"Suburbicon," which made it's debut at the Venice Film Festival, was crafted as a fusion between an old Joel and Ethan Coen home-invasion comedy script and a more pointed satire of racism in a 1959 suburb. Critics didn't respond well to the mix, either; its Rotten Tomatoes score is just 26 percent fresh.
The Miles Teller PTSD drama "Thank You For Your Service," directed by "American Sniper" writer Jason Hall, also opened weakly, with $3.7 million in 2,054 theaters, for DreamWorks and Universal.
(Universal is a division of NBCUniversal, the parent company of NBC News.)
Business overall was slow ahead of Halloween. Weekend ticket sales totaled about $75 million, according to comScore, making it the second-lowest grossing weekend of the year in the United States and Canada.
But overseas, where "Thor: Ragnarok" began its worldwide rollout, was a different story. The Disney release grossed $107.6 million internationally from about 52 percent of the marketplace. The "Thor" sequel opens in North America, China and elsewhere on Friday.
Estimated ticket sales for Friday through Sunday at U.S. and Canadian theaters, according to comScore. Final domestic figures will be released Monday.
"Jigsaw," $16.3 million ($9.5 million).
"Boo 2! A Madea Halloween," $10 million.
"Geostorm," $5.7 million ($49.3 million).
"Happy Death Day," $5.1 million ($4.7 million international).
"Blade Runner 2049," $4 million ($16.6 million international).

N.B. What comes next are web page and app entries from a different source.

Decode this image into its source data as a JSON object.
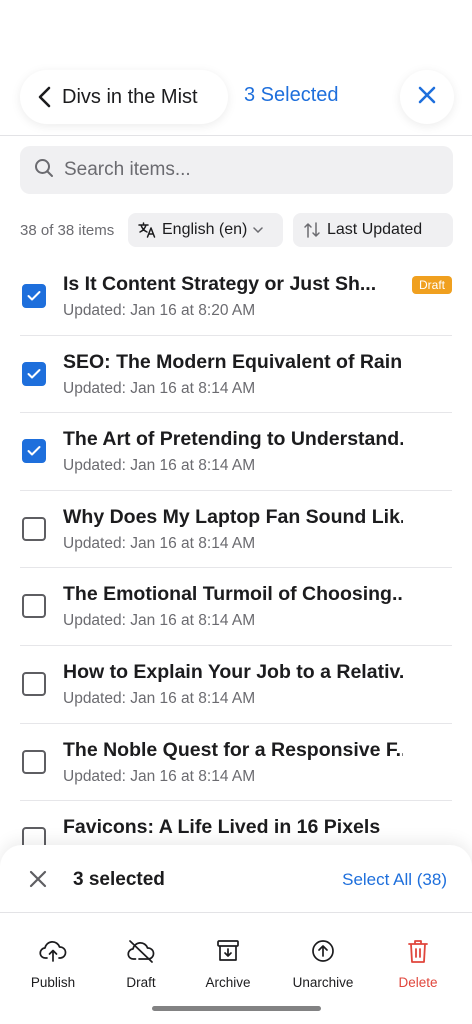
{
  "header": {
    "back_title": "Divs in the Mist",
    "selected_count": "3 Selected"
  },
  "search": {
    "placeholder": "Search items..."
  },
  "filters": {
    "count_text": "38 of 38 items",
    "language": "English (en)",
    "sort": "Last Updated"
  },
  "items": [
    {
      "title": "Is It Content Strategy or Just Sh...",
      "updated": "Updated: Jan 16 at 8:20 AM",
      "checked": true,
      "badge": "Draft"
    },
    {
      "title": "SEO: The Modern Equivalent of Rain...",
      "updated": "Updated: Jan 16 at 8:14 AM",
      "checked": true
    },
    {
      "title": "The Art of Pretending to Understand...",
      "updated": "Updated: Jan 16 at 8:14 AM",
      "checked": true
    },
    {
      "title": "Why Does My Laptop Fan Sound Lik...",
      "updated": "Updated: Jan 16 at 8:14 AM",
      "checked": false
    },
    {
      "title": "The Emotional Turmoil of Choosing...",
      "updated": "Updated: Jan 16 at 8:14 AM",
      "checked": false
    },
    {
      "title": "How to Explain Your Job to a Relativ...",
      "updated": "Updated: Jan 16 at 8:14 AM",
      "checked": false
    },
    {
      "title": "The Noble Quest for a Responsive F...",
      "updated": "Updated: Jan 16 at 8:14 AM",
      "checked": false
    },
    {
      "title": "Favicons: A Life Lived in 16 Pixels",
      "updated": "",
      "checked": false
    }
  ],
  "bottom_bar": {
    "selected_text": "3 selected",
    "select_all": "Select All (38)",
    "actions": [
      {
        "label": "Publish",
        "icon": "cloud-upload-icon"
      },
      {
        "label": "Draft",
        "icon": "cloud-off-icon"
      },
      {
        "label": "Archive",
        "icon": "archive-icon"
      },
      {
        "label": "Unarchive",
        "icon": "arrow-up-circle-icon"
      },
      {
        "label": "Delete",
        "icon": "trash-icon"
      }
    ]
  },
  "colors": {
    "accent": "#1e6fdc",
    "draft_badge": "#f0a01f",
    "delete": "#e0463c"
  }
}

"Thank You for Your Service," $3.7 million.
"Only the Brave," $3.5 million.
"The Foreigner," $3.2 million ($1.2 million international).